In the listing below, locate the lines bearing the word "Extension". Copy every one of them.
---+---
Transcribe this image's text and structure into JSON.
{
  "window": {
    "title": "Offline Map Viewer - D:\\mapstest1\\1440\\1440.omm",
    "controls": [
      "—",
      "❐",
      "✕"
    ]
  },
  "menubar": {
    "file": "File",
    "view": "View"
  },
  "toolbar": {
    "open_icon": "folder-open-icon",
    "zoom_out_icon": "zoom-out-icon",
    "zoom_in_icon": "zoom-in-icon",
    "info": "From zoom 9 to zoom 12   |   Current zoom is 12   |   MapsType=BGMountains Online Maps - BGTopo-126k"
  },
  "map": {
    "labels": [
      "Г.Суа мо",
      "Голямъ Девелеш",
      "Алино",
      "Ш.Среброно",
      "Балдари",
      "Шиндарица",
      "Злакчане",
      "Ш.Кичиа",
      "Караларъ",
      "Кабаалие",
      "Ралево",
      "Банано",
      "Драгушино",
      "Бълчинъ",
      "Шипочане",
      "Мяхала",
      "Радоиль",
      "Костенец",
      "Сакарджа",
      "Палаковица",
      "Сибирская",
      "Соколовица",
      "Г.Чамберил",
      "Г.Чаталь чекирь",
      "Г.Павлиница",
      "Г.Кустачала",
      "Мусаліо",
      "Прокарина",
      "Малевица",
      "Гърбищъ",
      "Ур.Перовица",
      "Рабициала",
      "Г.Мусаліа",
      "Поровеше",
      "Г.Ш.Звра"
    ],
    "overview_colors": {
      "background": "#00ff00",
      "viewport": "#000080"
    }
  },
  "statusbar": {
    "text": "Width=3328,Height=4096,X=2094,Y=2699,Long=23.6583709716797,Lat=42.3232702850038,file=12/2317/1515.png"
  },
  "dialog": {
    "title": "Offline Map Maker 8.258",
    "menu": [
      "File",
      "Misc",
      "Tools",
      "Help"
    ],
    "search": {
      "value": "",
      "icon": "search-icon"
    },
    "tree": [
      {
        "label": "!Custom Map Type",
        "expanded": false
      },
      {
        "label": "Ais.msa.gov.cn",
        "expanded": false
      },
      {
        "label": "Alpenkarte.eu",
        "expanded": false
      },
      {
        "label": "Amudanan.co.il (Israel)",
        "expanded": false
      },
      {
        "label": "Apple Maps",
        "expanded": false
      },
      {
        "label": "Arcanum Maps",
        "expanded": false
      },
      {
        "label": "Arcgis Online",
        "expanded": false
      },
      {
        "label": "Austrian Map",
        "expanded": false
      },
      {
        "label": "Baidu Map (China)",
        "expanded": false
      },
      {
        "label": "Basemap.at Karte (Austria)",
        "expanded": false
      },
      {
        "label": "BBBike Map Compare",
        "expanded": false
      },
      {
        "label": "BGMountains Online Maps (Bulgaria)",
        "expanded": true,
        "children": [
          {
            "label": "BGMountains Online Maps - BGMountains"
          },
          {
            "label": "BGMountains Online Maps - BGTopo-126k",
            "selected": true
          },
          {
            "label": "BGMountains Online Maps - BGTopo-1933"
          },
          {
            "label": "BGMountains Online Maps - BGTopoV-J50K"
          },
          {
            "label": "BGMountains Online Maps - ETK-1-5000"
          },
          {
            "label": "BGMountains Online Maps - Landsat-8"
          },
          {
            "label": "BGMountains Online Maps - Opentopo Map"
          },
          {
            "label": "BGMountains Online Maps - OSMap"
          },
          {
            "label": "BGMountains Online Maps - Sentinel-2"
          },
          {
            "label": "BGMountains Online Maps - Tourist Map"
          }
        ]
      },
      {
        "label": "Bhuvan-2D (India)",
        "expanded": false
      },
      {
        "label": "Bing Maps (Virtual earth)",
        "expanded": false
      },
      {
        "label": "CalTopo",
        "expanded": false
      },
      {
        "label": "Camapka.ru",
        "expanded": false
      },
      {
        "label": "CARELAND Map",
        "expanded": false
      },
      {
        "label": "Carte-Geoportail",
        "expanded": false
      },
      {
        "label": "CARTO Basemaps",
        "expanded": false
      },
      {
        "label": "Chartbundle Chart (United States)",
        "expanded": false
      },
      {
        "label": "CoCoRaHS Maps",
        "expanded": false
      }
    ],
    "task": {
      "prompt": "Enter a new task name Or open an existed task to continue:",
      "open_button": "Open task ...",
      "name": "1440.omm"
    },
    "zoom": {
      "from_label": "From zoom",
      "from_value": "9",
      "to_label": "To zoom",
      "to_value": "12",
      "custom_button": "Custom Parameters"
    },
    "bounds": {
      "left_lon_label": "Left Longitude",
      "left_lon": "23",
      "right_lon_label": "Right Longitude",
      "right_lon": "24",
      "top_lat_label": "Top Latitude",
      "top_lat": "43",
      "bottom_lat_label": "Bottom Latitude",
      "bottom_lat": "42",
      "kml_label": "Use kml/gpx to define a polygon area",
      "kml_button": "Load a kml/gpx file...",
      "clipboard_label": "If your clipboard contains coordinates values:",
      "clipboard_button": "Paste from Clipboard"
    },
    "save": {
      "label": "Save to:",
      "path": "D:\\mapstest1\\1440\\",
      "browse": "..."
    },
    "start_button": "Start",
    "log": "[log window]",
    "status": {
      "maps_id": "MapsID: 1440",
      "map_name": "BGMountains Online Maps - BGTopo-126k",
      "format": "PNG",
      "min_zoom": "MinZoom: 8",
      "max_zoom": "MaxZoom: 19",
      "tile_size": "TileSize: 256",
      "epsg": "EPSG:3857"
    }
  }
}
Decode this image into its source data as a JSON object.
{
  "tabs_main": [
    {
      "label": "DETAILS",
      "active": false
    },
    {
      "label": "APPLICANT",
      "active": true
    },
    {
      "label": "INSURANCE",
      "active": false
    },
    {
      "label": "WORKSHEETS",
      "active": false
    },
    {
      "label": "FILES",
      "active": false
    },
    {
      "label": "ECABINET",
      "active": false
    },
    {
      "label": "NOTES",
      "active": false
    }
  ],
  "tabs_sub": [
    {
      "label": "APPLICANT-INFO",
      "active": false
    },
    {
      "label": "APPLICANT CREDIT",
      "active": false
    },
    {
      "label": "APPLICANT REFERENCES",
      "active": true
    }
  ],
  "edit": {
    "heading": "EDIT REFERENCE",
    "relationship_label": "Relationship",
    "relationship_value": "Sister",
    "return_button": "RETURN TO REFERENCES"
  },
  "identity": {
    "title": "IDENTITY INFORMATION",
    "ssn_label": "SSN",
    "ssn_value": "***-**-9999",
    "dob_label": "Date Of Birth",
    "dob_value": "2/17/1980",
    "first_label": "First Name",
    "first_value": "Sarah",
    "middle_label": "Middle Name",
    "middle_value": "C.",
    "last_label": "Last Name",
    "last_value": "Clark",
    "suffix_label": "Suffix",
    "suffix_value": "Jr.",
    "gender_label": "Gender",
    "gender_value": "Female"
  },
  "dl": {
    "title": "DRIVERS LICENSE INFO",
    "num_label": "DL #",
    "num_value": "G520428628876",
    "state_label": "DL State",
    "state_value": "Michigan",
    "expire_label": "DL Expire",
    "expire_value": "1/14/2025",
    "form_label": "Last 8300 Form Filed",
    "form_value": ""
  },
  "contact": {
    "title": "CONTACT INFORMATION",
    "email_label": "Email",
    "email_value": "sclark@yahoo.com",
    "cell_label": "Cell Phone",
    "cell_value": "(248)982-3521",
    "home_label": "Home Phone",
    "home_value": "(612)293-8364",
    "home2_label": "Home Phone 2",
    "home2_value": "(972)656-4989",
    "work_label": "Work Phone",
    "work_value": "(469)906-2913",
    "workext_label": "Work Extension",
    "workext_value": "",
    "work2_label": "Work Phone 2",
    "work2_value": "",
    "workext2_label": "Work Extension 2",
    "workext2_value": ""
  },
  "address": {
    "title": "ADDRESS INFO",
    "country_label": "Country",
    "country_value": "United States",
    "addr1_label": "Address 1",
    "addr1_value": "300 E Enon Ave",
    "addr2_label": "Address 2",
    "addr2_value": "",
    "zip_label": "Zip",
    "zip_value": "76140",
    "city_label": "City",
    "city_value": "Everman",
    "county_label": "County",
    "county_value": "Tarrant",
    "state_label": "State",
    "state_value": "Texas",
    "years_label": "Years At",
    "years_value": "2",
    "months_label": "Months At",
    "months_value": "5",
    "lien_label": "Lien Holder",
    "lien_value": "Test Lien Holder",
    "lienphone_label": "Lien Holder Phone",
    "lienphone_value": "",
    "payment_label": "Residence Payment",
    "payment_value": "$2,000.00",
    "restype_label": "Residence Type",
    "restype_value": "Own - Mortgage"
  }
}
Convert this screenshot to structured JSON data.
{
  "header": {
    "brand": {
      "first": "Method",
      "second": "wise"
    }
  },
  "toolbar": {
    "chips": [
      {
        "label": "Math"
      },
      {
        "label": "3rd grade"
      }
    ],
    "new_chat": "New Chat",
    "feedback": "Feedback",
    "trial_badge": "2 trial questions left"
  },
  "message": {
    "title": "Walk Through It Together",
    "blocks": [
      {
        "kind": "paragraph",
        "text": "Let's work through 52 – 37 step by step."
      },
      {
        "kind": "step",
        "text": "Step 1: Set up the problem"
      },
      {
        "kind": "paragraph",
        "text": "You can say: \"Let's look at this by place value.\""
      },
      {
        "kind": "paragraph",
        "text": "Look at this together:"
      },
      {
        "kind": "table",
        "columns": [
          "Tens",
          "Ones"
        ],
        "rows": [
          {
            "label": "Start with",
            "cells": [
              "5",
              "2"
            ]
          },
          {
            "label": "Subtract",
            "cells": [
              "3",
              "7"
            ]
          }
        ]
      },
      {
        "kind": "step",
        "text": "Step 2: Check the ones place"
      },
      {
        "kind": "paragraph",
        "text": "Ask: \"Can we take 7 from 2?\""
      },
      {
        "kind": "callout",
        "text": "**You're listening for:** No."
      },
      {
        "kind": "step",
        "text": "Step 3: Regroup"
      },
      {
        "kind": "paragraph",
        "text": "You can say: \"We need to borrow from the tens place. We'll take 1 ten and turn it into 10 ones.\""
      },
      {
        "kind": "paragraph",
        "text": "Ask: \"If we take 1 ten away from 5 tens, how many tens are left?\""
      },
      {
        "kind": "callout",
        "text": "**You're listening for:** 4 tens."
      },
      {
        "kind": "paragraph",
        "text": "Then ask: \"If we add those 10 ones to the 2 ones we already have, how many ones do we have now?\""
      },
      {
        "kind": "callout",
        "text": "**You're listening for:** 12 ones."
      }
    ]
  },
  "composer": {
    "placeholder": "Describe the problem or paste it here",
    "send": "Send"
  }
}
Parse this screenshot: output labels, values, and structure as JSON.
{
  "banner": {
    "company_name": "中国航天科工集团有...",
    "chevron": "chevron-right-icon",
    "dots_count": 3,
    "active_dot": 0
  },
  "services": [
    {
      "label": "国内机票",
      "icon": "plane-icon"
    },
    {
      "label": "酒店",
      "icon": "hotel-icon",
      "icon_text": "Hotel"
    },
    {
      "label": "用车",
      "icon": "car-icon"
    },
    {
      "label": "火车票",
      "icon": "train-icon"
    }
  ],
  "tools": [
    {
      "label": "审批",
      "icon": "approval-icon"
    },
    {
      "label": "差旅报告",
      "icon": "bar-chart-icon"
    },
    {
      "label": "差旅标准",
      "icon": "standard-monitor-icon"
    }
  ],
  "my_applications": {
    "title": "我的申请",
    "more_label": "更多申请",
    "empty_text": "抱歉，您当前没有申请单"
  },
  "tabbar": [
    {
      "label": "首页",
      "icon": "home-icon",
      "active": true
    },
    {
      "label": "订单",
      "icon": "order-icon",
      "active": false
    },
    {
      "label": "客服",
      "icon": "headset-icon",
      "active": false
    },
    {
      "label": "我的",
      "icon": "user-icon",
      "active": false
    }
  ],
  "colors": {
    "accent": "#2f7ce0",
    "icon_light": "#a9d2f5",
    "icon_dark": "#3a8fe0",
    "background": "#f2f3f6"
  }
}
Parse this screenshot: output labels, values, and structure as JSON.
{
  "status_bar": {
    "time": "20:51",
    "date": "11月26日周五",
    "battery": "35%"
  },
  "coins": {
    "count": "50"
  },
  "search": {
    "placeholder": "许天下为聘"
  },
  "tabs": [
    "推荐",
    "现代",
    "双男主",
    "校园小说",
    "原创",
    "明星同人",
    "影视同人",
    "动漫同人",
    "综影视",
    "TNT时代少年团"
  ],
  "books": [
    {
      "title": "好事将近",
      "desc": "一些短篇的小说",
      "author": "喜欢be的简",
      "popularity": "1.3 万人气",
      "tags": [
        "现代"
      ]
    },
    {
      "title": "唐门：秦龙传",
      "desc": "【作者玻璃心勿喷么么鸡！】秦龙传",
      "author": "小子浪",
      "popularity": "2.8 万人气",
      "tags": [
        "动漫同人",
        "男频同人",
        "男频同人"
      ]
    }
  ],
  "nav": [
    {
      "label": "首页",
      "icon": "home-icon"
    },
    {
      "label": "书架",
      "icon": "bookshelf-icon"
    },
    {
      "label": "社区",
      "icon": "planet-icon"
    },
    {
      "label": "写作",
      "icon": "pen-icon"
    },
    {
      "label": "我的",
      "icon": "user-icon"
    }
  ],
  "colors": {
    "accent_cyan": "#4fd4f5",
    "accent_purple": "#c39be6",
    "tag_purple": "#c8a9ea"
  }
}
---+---
» Written response
    "workext_label": "Work Extension",
    "workext2_label": "Work Extension 2",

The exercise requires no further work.